So why is the lack of enterprising women in the public eye a problem?

Just this.
According to the study, “Girls’ Attitudes Explored… Role Models 2012”,

  • we have a generation of young women whose role models come from reality TV

In particular programmes such as TOWIE and Made in Chelsea where the female characters aspire to be nothing more than WAGS.

I go into primary schools and even girls as young as 11 say that they want to be pop stars, on the TV, work in a beauty salon or a tanning shop. And why are role models important? Here’s one reason why, according to the same survey,

  • One in six girls said that they were put off careers in engineering as they didn’t know that women worked in that industry.

I’ll give you an example from my own experience. One of my first jobs when I left university was as a water treatment engineer. For those of you that don’t know what one of those is, probably 100% of you as I didn’t know either when I applied for the job, it involves climbing up to the top of high buildings to check chemical levels in cooling towers and visiting dirty basements to check chemical levels in boilers. I was the only woman working in the industry and, to be honest, I probably wouldn’t have taken the job if I’d known that. But if we are going to get more women doing these jobs we are going to have to have more women doing these jobs. By the time I left I’d recruited two other women and suddenly water treatment engineer was a job that men and women could do.

And returning to the celebrity issue,

  • The girls asked could only name a handful of successful businesswomen, most of them because they have an established celebrity profile

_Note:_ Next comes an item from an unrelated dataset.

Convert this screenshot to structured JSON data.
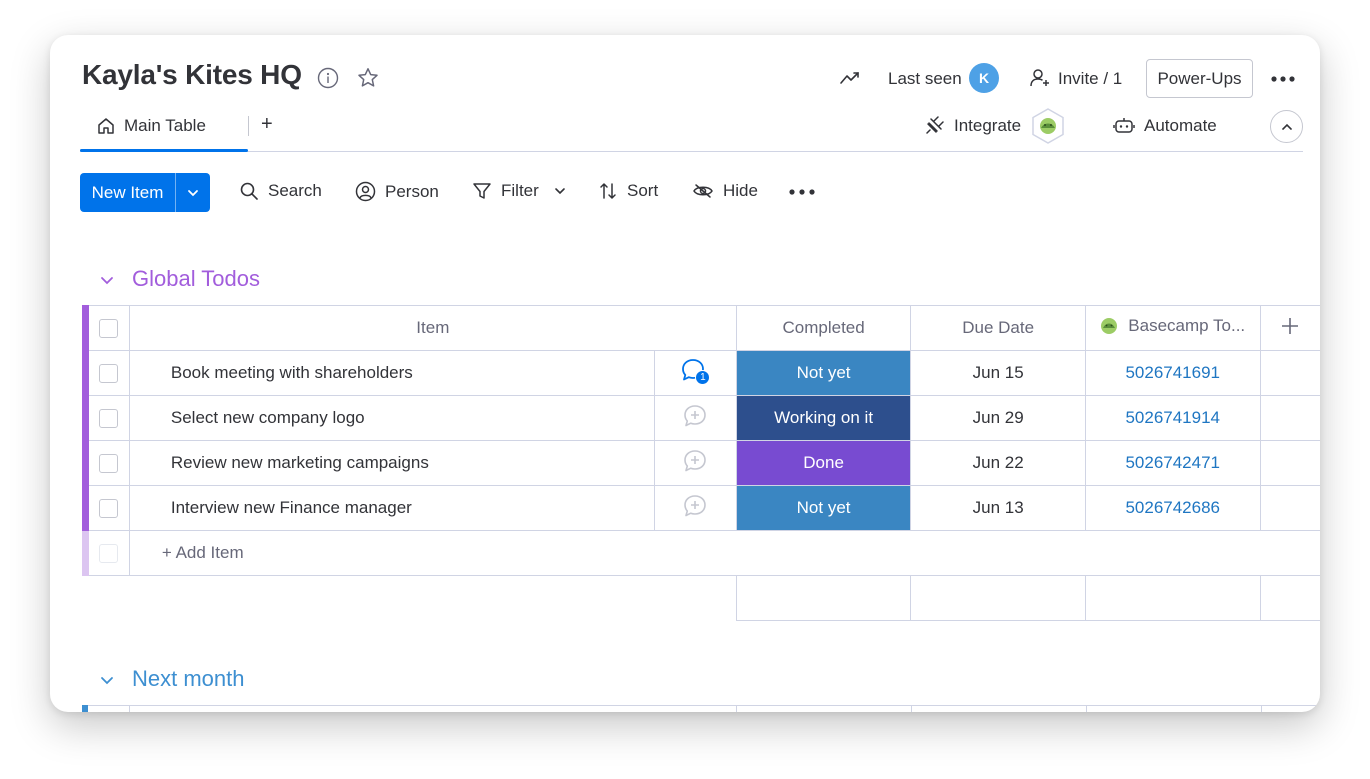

Women like Stella McCartney and the grumpy woman from Dragon’s Den, who were known by dint of their celebrity profile rather than because of their business acumen. The lack of role models is important as it affects the attitudes of those thinking about starting a business, with women being far less confident of their abilities than their male counterparts. 45% of men, compared to just 29%, of women, felt that they had the skills, knowledge and experience to start a business. Role models play a crucial part in encouraging the “I can do that” mentality.

Again, from my own experience, I talk to many women’s groups, particularly to those women thinking about going into business. If anyone comes up to me at the end of the talk and says, “ I couldn’t do what you’ve done”, I know that I have failed. As a role model in these situations it is important that the women there do feel that they can do exactly what I have done – and hopefully much more. My fear is that the current ‘hero entrepreneur’ model, with a lone speaker talking wisdom to an audience much as I’m doing here today, is not a good one. It tends to, end is used to by many businessmen, illicit feelings of awe rather than feelings that it is possible to achieve similar success.

So the first reason why we need women entrepreneurs is to encourage aspiration and to broaden the horizons of the next generation of women. It is OK to want to be a singer or a dancer but it is about expanding the choices available. And anyway, not every young girl can be a WAG. There simply aren’t enough Wayne Rooney’s to go around!

And here’s where you all come in. For the women in the room to have the confidence to know that you can start your own business. And for the men in the room; you have a responsibility not to perpetrate the falsehood that there are certain jobs that are ‘men’s jobs’.

And we don’t have to speculate about what would happen if we had more positive role models. It has been fashionable, in the wake of the global financial crisis, to look at the Icelandic experience for guidance. True to form there is some great work going on to reduce gender imbalance across all sectors of business, including projects that help women to start their own business. Here’s what they have to say;

  • The increasing positive media attention on successful businesswomen has had an influence on the entrepreneurship culture. These women become role models, and the existence of role models is an important driver for women to start a business.
    (Bjarnheiður Jóhannsdóttir, Project Manager of Brautargengi )